*** Opening Provided material ***

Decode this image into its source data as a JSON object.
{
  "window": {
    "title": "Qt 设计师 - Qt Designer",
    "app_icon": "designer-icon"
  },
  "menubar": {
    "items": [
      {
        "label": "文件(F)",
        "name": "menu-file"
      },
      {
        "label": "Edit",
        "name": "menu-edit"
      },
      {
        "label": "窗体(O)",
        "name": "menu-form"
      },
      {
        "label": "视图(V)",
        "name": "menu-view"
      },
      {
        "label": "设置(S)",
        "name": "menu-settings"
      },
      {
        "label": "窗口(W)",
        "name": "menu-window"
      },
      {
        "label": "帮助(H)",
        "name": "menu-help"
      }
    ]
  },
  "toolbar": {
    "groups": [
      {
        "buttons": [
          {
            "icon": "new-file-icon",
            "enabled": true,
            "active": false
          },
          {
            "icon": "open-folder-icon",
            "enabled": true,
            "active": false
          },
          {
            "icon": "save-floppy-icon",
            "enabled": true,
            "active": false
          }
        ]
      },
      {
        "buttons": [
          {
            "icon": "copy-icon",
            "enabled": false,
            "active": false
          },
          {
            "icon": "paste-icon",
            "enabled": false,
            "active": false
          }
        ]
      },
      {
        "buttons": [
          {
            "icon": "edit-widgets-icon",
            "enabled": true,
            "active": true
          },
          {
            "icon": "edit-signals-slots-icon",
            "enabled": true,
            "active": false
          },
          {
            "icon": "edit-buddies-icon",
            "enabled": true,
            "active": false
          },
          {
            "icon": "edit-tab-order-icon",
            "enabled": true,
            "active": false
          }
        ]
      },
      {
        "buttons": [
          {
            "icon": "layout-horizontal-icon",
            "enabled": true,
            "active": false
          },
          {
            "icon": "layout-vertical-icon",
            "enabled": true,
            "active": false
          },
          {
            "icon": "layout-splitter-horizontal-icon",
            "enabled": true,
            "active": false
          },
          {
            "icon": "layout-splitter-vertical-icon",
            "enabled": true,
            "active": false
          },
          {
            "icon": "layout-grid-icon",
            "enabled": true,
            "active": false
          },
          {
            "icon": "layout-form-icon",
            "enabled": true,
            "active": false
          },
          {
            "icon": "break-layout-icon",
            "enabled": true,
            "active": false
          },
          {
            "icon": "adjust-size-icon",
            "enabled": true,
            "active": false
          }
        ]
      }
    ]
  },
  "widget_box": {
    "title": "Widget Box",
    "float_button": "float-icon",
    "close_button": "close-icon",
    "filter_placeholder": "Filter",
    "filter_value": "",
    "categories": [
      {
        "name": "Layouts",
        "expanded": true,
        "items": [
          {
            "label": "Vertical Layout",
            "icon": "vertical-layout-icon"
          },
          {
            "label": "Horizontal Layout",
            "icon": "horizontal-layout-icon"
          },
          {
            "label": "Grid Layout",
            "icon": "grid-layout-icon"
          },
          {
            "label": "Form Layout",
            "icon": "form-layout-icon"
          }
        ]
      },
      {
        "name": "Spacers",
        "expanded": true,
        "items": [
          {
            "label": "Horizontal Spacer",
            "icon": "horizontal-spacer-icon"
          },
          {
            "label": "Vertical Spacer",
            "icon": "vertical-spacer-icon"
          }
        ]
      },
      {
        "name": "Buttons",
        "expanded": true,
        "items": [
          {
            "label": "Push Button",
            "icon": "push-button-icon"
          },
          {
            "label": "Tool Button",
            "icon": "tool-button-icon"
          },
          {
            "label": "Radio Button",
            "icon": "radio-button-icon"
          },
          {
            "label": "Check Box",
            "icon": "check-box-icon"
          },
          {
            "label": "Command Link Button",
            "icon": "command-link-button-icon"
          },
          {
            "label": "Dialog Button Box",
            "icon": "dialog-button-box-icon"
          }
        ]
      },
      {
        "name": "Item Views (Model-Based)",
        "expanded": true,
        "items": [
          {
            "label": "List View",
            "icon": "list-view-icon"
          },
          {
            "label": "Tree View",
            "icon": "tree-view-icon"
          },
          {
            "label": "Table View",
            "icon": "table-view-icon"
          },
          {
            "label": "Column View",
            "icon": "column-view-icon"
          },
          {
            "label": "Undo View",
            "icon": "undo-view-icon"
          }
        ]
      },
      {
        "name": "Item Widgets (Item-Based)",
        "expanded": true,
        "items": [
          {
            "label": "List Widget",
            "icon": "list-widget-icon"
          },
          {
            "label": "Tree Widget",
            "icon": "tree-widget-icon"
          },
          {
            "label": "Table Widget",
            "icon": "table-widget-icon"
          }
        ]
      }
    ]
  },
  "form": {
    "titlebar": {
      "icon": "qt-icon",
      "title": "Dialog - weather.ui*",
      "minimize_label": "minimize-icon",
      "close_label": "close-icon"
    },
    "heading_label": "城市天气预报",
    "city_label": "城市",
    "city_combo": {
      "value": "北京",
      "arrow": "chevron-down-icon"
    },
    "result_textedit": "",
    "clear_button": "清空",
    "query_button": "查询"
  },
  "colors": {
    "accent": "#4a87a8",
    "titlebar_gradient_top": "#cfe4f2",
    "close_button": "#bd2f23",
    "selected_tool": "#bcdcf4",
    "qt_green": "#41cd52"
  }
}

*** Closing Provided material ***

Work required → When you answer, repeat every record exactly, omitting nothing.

Answer to the exercise →
Decode this image into its source data as a JSON object.
{
  "window": {
    "title": "Qt 设计师 - Qt Designer",
    "app_icon": "designer-icon"
  },
  "menubar": {
    "items": [
      {
        "label": "文件(F)",
        "name": "menu-file"
      },
      {
        "label": "Edit",
        "name": "menu-edit"
      },
      {
        "label": "窗体(O)",
        "name": "menu-form"
      },
      {
        "label": "视图(V)",
        "name": "menu-view"
      },
      {
        "label": "设置(S)",
        "name": "menu-settings"
      },
      {
        "label": "窗口(W)",
        "name": "menu-window"
      },
      {
        "label": "帮助(H)",
        "name": "menu-help"
      }
    ]
  },
  "toolbar": {
    "groups": [
      {
        "buttons": [
          {
            "icon": "new-file-icon",
            "enabled": true,
            "active": false
          },
          {
            "icon": "open-folder-icon",
            "enabled": true,
            "active": false
          },
          {
            "icon": "save-floppy-icon",
            "enabled": true,
            "active": false
          }
        ]
      },
      {
        "buttons": [
          {
            "icon": "copy-icon",
            "enabled": false,
            "active": false
          },
          {
            "icon": "paste-icon",
            "enabled": false,
            "active": false
          }
        ]
      },
      {
        "buttons": [
          {
            "icon": "edit-widgets-icon",
            "enabled": true,
            "active": true
          },
          {
            "icon": "edit-signals-slots-icon",
            "enabled": true,
            "active": false
          },
          {
            "icon": "edit-buddies-icon",
            "enabled": true,
            "active": false
          },
          {
            "icon": "edit-tab-order-icon",
            "enabled": true,
            "active": false
          }
        ]
      },
      {
        "buttons": [
          {
            "icon": "layout-horizontal-icon",
            "enabled": true,
            "active": false
          },
          {
            "icon": "layout-vertical-icon",
            "enabled": true,
            "active": false
          },
          {
            "icon": "layout-splitter-horizontal-icon",
            "enabled": true,
            "active": false
          },
          {
            "icon": "layout-splitter-vertical-icon",
            "enabled": true,
            "active": false
          },
          {
            "icon": "layout-grid-icon",
            "enabled": true,
            "active": false
          },
          {
            "icon": "layout-form-icon",
            "enabled": true,
            "active": false
          },
          {
            "icon": "break-layout-icon",
            "enabled": true,
            "active": false
          },
          {
            "icon": "adjust-size-icon",
            "enabled": true,
            "active": false
          }
        ]
      }
    ]
  },
  "widget_box": {
    "title": "Widget Box",
    "float_button": "float-icon",
    "close_button": "close-icon",
    "filter_placeholder": "Filter",
    "filter_value": "",
    "categories": [
      {
        "name": "Layouts",
        "expanded": true,
        "items": [
          {
            "label": "Vertical Layout",
            "icon": "vertical-layout-icon"
          },
          {
            "label": "Horizontal Layout",
            "icon": "horizontal-layout-icon"
          },
          {
            "label": "Grid Layout",
            "icon": "grid-layout-icon"
          },
          {
            "label": "Form Layout",
            "icon": "form-layout-icon"
          }
        ]
      },
      {
        "name": "Spacers",
        "expanded": true,
        "items": [
          {
            "label": "Horizontal Spacer",
            "icon": "horizontal-spacer-icon"
          },
          {
            "label": "Vertical Spacer",
            "icon": "vertical-spacer-icon"
          }
        ]
      },
      {
        "name": "Buttons",
        "expanded": true,
        "items": [
          {
            "label": "Push Button",
            "icon": "push-button-icon"
          },
          {
            "label": "Tool Button",
            "icon": "tool-button-icon"
          },
          {
            "label": "Radio Button",
            "icon": "radio-button-icon"
          },
          {
            "label": "Check Box",
            "icon": "check-box-icon"
          },
          {
            "label": "Command Link Button",
            "icon": "command-link-button-icon"
          },
          {
            "label": "Dialog Button Box",
            "icon": "dialog-button-box-icon"
          }
        ]
      },
      {
        "name": "Item Views (Model-Based)",
        "expanded": true,
        "items": [
          {
            "label": "List View",
            "icon": "list-view-icon"
          },
          {
            "label": "Tree View",
            "icon": "tree-view-icon"
          },
          {
            "label": "Table View",
            "icon": "table-view-icon"
          },
          {
            "label": "Column View",
            "icon": "column-view-icon"
          },
          {
            "label": "Undo View",
            "icon": "undo-view-icon"
          }
        ]
      },
      {
        "name": "Item Widgets (Item-Based)",
        "expanded": true,
        "items": [
          {
            "label": "List Widget",
            "icon": "list-widget-icon"
          },
          {
            "label": "Tree Widget",
            "icon": "tree-widget-icon"
          },
          {
            "label": "Table Widget",
            "icon": "table-widget-icon"
          }
        ]
      }
    ]
  },
  "form": {
    "titlebar": {
      "icon": "qt-icon",
      "title": "Dialog - weather.ui*",
      "minimize_label": "minimize-icon",
      "close_label": "close-icon"
    },
    "heading_label": "城市天气预报",
    "city_label": "城市",
    "city_combo": {
      "value": "北京",
      "arrow": "chevron-down-icon"
    },
    "result_textedit": "",
    "clear_button": "清空",
    "query_button": "查询"
  },
  "colors": {
    "accent": "#4a87a8",
    "titlebar_gradient_top": "#cfe4f2",
    "close_button": "#bd2f23",
    "selected_tool": "#bcdcf4",
    "qt_green": "#41cd52"
  }
}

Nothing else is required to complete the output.